• [ASSIGNED TASK]: Each record must appear in the answer exactly as given.

• [DATASET EXCERPTS]:
Start of Block
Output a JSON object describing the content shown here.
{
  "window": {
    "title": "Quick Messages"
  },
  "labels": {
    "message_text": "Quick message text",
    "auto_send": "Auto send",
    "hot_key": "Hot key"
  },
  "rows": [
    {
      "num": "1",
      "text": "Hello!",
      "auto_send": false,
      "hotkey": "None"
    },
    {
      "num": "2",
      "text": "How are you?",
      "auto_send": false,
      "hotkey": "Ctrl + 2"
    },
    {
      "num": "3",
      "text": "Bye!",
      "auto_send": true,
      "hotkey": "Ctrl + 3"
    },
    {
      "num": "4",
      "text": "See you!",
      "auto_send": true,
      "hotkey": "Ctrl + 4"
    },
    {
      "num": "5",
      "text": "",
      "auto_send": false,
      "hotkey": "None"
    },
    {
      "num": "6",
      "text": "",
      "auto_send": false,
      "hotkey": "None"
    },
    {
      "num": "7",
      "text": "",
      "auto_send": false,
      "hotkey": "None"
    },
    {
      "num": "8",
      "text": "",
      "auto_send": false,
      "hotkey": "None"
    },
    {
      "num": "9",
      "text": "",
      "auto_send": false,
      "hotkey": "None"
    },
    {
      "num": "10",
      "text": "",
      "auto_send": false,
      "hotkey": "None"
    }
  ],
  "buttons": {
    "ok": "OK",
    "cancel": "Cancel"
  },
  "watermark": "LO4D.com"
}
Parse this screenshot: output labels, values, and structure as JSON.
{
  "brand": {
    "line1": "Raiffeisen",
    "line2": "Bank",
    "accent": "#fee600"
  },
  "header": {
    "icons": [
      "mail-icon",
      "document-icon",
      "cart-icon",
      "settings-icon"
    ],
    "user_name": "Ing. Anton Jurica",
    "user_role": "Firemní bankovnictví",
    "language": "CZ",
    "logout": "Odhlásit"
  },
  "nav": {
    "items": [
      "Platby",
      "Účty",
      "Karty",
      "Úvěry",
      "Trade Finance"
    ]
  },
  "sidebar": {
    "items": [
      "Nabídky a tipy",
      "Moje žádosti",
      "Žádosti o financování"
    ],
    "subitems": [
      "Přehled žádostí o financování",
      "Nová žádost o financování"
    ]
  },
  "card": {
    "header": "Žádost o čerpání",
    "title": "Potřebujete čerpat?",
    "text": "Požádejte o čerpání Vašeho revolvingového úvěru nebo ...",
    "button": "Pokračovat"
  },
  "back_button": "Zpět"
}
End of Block
• [REPLY]:
Output a JSON object describing the content shown here.
{
  "window": {
    "title": "Quick Messages"
  },
  "labels": {
    "message_text": "Quick message text",
    "auto_send": "Auto send",
    "hot_key": "Hot key"
  },
  "rows": [
    {
      "num": "1",
      "text": "Hello!",
      "auto_send": false,
      "hotkey": "None"
    },
    {
      "num": "2",
      "text": "How are you?",
      "auto_send": false,
      "hotkey": "Ctrl + 2"
    },
    {
      "num": "3",
      "text": "Bye!",
      "auto_send": true,
      "hotkey": "Ctrl + 3"
    },
    {
      "num": "4",
      "text": "See you!",
      "auto_send": true,
      "hotkey": "Ctrl + 4"
    },
    {
      "num": "5",
      "text": "",
      "auto_send": false,
      "hotkey": "None"
    },
    {
      "num": "6",
      "text": "",
      "auto_send": false,
      "hotkey": "None"
    },
    {
      "num": "7",
      "text": "",
      "auto_send": false,
      "hotkey": "None"
    },
    {
      "num": "8",
      "text": "",
      "auto_send": false,
      "hotkey": "None"
    },
    {
      "num": "9",
      "text": "",
      "auto_send": false,
      "hotkey": "None"
    },
    {
      "num": "10",
      "text": "",
      "auto_send": false,
      "hotkey": "None"
    }
  ],
  "buttons": {
    "ok": "OK",
    "cancel": "Cancel"
  },
  "watermark": "LO4D.com"
}
Parse this screenshot: output labels, values, and structure as JSON.
{
  "brand": {
    "line1": "Raiffeisen",
    "line2": "Bank",
    "accent": "#fee600"
  },
  "header": {
    "icons": [
      "mail-icon",
      "document-icon",
      "cart-icon",
      "settings-icon"
    ],
    "user_name": "Ing. Anton Jurica",
    "user_role": "Firemní bankovnictví",
    "language": "CZ",
    "logout": "Odhlásit"
  },
  "nav": {
    "items": [
      "Platby",
      "Účty",
      "Karty",
      "Úvěry",
      "Trade Finance"
    ]
  },
  "sidebar": {
    "items": [
      "Nabídky a tipy",
      "Moje žádosti",
      "Žádosti o financování"
    ],
    "subitems": [
      "Přehled žádostí o financování",
      "Nová žádost o financování"
    ]
  },
  "card": {
    "header": "Žádost o čerpání",
    "title": "Potřebujete čerpat?",
    "text": "Požádejte o čerpání Vašeho revolvingového úvěru nebo ...",
    "button": "Pokračovat"
  },
  "back_button": "Zpět"
}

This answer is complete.